_What to produce_
When a line in the entries contains the word "Narzędzia", copy that line in full.

(Web page and app entries)
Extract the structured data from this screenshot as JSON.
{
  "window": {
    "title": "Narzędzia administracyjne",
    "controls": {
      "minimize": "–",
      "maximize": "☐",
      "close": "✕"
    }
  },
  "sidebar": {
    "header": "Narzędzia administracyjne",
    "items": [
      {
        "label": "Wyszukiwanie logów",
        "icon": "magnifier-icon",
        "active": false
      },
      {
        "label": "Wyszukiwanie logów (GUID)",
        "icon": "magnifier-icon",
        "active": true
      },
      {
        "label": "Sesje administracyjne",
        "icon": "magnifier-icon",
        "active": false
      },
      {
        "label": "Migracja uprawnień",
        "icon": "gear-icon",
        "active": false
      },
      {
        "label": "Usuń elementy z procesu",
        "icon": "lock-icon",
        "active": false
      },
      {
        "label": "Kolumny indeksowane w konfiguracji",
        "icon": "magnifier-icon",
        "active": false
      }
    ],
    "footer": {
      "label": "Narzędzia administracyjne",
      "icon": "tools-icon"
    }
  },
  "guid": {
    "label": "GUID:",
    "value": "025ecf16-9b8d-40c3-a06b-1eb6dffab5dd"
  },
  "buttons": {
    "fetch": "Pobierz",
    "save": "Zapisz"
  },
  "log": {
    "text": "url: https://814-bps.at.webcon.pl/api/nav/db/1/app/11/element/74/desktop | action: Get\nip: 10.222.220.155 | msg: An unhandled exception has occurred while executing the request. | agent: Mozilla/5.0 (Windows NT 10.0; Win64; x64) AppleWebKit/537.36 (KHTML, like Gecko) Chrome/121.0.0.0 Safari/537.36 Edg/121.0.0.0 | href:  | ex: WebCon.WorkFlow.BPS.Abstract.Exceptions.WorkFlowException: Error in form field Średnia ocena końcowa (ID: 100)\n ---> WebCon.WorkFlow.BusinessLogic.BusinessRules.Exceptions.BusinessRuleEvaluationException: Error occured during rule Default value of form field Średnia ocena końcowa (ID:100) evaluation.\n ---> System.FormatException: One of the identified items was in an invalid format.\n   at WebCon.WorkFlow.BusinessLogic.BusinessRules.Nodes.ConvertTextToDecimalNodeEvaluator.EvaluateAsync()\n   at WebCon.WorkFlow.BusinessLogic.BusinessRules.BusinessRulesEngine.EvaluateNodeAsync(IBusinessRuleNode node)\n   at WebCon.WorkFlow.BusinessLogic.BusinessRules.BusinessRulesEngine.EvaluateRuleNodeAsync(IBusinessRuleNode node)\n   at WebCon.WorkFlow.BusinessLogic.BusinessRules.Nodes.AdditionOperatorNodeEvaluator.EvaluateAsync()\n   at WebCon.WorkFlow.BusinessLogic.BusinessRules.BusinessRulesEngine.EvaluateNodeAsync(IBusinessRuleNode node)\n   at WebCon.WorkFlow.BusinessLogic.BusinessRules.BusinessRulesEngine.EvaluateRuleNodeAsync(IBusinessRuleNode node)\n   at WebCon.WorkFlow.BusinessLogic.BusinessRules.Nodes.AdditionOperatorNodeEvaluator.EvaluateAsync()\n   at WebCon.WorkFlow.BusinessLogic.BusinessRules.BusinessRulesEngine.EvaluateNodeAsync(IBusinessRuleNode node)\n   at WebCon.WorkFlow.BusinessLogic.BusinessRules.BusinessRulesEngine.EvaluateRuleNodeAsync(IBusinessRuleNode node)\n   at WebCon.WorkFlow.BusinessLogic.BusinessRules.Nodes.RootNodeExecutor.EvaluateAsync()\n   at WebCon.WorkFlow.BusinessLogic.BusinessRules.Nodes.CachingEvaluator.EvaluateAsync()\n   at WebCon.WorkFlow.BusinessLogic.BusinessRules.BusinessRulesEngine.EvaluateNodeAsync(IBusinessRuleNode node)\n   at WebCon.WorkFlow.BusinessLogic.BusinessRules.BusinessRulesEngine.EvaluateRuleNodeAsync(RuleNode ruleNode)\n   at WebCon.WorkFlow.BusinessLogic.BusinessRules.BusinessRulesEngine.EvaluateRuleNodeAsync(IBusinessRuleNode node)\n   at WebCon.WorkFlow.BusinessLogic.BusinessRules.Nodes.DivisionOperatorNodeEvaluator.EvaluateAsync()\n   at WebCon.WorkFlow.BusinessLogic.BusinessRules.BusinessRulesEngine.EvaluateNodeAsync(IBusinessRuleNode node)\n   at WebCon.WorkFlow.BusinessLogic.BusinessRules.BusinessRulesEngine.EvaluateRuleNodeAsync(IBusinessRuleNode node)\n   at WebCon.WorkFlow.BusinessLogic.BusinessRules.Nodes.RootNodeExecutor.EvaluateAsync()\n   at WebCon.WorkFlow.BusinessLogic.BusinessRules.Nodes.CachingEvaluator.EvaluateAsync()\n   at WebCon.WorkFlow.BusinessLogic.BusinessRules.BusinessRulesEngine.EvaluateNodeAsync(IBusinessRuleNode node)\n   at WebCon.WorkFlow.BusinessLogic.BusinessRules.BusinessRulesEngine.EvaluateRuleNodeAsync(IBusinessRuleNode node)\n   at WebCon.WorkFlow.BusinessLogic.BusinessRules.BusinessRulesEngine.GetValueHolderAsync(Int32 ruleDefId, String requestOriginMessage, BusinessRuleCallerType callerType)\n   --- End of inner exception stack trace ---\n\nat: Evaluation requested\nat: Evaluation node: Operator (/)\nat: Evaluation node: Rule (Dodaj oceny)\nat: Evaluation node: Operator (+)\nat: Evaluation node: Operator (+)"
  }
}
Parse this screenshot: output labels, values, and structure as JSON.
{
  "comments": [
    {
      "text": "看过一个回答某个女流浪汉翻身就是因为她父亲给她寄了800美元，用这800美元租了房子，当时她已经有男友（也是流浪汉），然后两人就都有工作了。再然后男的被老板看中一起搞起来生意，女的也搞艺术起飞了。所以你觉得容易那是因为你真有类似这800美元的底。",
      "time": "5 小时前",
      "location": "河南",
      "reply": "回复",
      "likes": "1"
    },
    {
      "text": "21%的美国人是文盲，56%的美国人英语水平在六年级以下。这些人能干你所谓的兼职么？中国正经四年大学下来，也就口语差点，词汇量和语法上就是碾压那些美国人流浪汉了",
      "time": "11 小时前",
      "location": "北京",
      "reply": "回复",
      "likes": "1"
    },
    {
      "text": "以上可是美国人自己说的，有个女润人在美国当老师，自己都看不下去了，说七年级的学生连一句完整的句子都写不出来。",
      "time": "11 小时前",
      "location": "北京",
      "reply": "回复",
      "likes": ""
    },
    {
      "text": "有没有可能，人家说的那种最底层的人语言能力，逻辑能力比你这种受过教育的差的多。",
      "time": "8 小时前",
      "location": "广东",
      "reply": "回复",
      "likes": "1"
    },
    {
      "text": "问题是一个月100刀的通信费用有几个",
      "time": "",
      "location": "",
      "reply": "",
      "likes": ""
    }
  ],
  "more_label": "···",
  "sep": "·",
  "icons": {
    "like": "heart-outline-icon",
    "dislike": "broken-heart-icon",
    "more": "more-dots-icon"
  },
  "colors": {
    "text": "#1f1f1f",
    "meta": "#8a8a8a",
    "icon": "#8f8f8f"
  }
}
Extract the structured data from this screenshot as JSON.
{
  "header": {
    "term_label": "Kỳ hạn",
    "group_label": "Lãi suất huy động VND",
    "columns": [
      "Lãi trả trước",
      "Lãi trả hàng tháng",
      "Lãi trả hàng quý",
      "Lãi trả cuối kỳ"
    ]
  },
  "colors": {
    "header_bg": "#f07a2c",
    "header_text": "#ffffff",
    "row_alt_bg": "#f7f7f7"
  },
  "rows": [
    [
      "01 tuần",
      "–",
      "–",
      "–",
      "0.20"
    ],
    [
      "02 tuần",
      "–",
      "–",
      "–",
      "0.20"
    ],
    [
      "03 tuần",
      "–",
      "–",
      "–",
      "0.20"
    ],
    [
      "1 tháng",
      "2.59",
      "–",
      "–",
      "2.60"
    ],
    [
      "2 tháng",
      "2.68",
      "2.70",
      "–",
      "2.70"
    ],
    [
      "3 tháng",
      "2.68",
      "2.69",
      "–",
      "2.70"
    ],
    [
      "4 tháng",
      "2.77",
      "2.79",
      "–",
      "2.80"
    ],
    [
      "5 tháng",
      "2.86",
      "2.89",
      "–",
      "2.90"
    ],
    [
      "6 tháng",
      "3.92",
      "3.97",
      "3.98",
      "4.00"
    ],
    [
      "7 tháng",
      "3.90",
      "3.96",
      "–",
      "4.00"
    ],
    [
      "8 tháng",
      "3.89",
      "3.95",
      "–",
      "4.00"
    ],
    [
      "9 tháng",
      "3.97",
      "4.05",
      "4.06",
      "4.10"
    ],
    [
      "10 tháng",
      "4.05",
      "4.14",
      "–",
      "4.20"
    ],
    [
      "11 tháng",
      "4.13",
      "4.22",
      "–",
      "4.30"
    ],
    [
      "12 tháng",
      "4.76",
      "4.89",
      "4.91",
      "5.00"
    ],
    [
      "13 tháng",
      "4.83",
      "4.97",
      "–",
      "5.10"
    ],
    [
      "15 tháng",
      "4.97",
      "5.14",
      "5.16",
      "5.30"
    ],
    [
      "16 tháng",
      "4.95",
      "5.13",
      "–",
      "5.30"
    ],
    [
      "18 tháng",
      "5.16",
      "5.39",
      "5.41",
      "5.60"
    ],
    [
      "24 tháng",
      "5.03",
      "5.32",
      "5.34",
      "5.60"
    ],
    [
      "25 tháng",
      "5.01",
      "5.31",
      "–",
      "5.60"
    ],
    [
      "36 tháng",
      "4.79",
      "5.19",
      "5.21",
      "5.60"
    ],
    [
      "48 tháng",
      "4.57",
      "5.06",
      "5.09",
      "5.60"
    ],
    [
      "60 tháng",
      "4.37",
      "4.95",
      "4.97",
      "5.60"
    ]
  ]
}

_Task output_
    "title": "Narzędzia administracyjne",
    "header": "Narzędzia administracyjne",
      "label": "Narzędzia administracyjne",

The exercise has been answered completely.